*** Data supplied ***
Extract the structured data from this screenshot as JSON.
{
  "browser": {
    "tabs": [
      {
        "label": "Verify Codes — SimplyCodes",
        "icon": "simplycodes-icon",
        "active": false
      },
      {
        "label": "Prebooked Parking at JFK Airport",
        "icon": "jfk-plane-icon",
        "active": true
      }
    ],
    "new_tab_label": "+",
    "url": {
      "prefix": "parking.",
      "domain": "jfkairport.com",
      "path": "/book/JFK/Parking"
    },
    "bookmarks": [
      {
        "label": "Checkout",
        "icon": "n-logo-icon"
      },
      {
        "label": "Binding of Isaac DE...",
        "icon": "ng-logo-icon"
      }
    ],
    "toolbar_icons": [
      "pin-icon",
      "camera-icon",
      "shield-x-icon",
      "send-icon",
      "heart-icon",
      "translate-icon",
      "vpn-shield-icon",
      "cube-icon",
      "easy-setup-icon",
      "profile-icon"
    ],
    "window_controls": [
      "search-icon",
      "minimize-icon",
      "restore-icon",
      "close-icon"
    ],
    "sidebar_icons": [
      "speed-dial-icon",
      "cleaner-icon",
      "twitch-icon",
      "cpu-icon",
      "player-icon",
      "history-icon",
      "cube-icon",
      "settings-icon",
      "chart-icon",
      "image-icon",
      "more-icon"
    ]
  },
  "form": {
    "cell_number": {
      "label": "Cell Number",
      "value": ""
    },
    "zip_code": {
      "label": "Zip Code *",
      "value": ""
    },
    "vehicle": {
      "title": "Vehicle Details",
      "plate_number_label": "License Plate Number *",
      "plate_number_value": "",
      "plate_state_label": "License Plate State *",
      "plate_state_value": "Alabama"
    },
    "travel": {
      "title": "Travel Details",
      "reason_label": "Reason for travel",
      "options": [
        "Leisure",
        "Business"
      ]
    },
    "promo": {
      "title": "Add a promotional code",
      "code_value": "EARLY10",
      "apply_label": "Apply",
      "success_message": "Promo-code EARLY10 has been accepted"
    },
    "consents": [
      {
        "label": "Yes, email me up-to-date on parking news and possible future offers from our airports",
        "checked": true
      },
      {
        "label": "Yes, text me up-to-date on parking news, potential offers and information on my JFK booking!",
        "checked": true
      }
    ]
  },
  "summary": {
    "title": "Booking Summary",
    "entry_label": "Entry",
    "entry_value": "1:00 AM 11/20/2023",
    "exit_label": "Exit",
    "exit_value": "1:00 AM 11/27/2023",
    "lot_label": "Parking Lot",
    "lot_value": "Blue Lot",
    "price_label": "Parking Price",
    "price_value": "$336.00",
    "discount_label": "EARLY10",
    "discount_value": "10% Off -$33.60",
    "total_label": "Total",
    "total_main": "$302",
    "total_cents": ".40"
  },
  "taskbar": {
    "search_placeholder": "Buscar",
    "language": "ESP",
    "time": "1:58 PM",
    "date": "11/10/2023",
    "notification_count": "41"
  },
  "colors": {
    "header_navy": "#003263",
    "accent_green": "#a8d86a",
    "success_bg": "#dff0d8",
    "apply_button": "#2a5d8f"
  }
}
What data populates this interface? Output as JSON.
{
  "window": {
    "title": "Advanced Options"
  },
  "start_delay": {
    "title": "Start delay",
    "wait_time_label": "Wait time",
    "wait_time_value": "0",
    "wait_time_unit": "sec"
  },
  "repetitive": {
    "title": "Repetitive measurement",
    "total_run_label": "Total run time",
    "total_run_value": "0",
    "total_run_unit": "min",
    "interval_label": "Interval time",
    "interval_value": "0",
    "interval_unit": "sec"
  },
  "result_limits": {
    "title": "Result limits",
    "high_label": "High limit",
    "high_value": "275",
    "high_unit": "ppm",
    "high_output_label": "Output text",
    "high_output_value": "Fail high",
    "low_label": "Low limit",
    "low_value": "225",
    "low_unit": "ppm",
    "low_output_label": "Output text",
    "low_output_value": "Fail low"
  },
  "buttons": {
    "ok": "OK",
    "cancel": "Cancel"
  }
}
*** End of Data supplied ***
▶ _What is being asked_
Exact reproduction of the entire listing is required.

▶ _Problem solution_
Extract the structured data from this screenshot as JSON.
{
  "browser": {
    "tabs": [
      {
        "label": "Verify Codes — SimplyCodes",
        "icon": "simplycodes-icon",
        "active": false
      },
      {
        "label": "Prebooked Parking at JFK Airport",
        "icon": "jfk-plane-icon",
        "active": true
      }
    ],
    "new_tab_label": "+",
    "url": {
      "prefix": "parking.",
      "domain": "jfkairport.com",
      "path": "/book/JFK/Parking"
    },
    "bookmarks": [
      {
        "label": "Checkout",
        "icon": "n-logo-icon"
      },
      {
        "label": "Binding of Isaac DE...",
        "icon": "ng-logo-icon"
      }
    ],
    "toolbar_icons": [
      "pin-icon",
      "camera-icon",
      "shield-x-icon",
      "send-icon",
      "heart-icon",
      "translate-icon",
      "vpn-shield-icon",
      "cube-icon",
      "easy-setup-icon",
      "profile-icon"
    ],
    "window_controls": [
      "search-icon",
      "minimize-icon",
      "restore-icon",
      "close-icon"
    ],
    "sidebar_icons": [
      "speed-dial-icon",
      "cleaner-icon",
      "twitch-icon",
      "cpu-icon",
      "player-icon",
      "history-icon",
      "cube-icon",
      "settings-icon",
      "chart-icon",
      "image-icon",
      "more-icon"
    ]
  },
  "form": {
    "cell_number": {
      "label": "Cell Number",
      "value": ""
    },
    "zip_code": {
      "label": "Zip Code *",
      "value": ""
    },
    "vehicle": {
      "title": "Vehicle Details",
      "plate_number_label": "License Plate Number *",
      "plate_number_value": "",
      "plate_state_label": "License Plate State *",
      "plate_state_value": "Alabama"
    },
    "travel": {
      "title": "Travel Details",
      "reason_label": "Reason for travel",
      "options": [
        "Leisure",
        "Business"
      ]
    },
    "promo": {
      "title": "Add a promotional code",
      "code_value": "EARLY10",
      "apply_label": "Apply",
      "success_message": "Promo-code EARLY10 has been accepted"
    },
    "consents": [
      {
        "label": "Yes, email me up-to-date on parking news and possible future offers from our airports",
        "checked": true
      },
      {
        "label": "Yes, text me up-to-date on parking news, potential offers and information on my JFK booking!",
        "checked": true
      }
    ]
  },
  "summary": {
    "title": "Booking Summary",
    "entry_label": "Entry",
    "entry_value": "1:00 AM 11/20/2023",
    "exit_label": "Exit",
    "exit_value": "1:00 AM 11/27/2023",
    "lot_label": "Parking Lot",
    "lot_value": "Blue Lot",
    "price_label": "Parking Price",
    "price_value": "$336.00",
    "discount_label": "EARLY10",
    "discount_value": "10% Off -$33.60",
    "total_label": "Total",
    "total_main": "$302",
    "total_cents": ".40"
  },
  "taskbar": {
    "search_placeholder": "Buscar",
    "language": "ESP",
    "time": "1:58 PM",
    "date": "11/10/2023",
    "notification_count": "41"
  },
  "colors": {
    "header_navy": "#003263",
    "accent_green": "#a8d86a",
    "success_bg": "#dff0d8",
    "apply_button": "#2a5d8f"
  }
}
What data populates this interface? Output as JSON.
{
  "window": {
    "title": "Advanced Options"
  },
  "start_delay": {
    "title": "Start delay",
    "wait_time_label": "Wait time",
    "wait_time_value": "0",
    "wait_time_unit": "sec"
  },
  "repetitive": {
    "title": "Repetitive measurement",
    "total_run_label": "Total run time",
    "total_run_value": "0",
    "total_run_unit": "min",
    "interval_label": "Interval time",
    "interval_value": "0",
    "interval_unit": "sec"
  },
  "result_limits": {
    "title": "Result limits",
    "high_label": "High limit",
    "high_value": "275",
    "high_unit": "ppm",
    "high_output_label": "Output text",
    "high_output_value": "Fail high",
    "low_label": "Low limit",
    "low_value": "225",
    "low_unit": "ppm",
    "low_output_label": "Output text",
    "low_output_value": "Fail low"
  },
  "buttons": {
    "ok": "OK",
    "cancel": "Cancel"
  }
}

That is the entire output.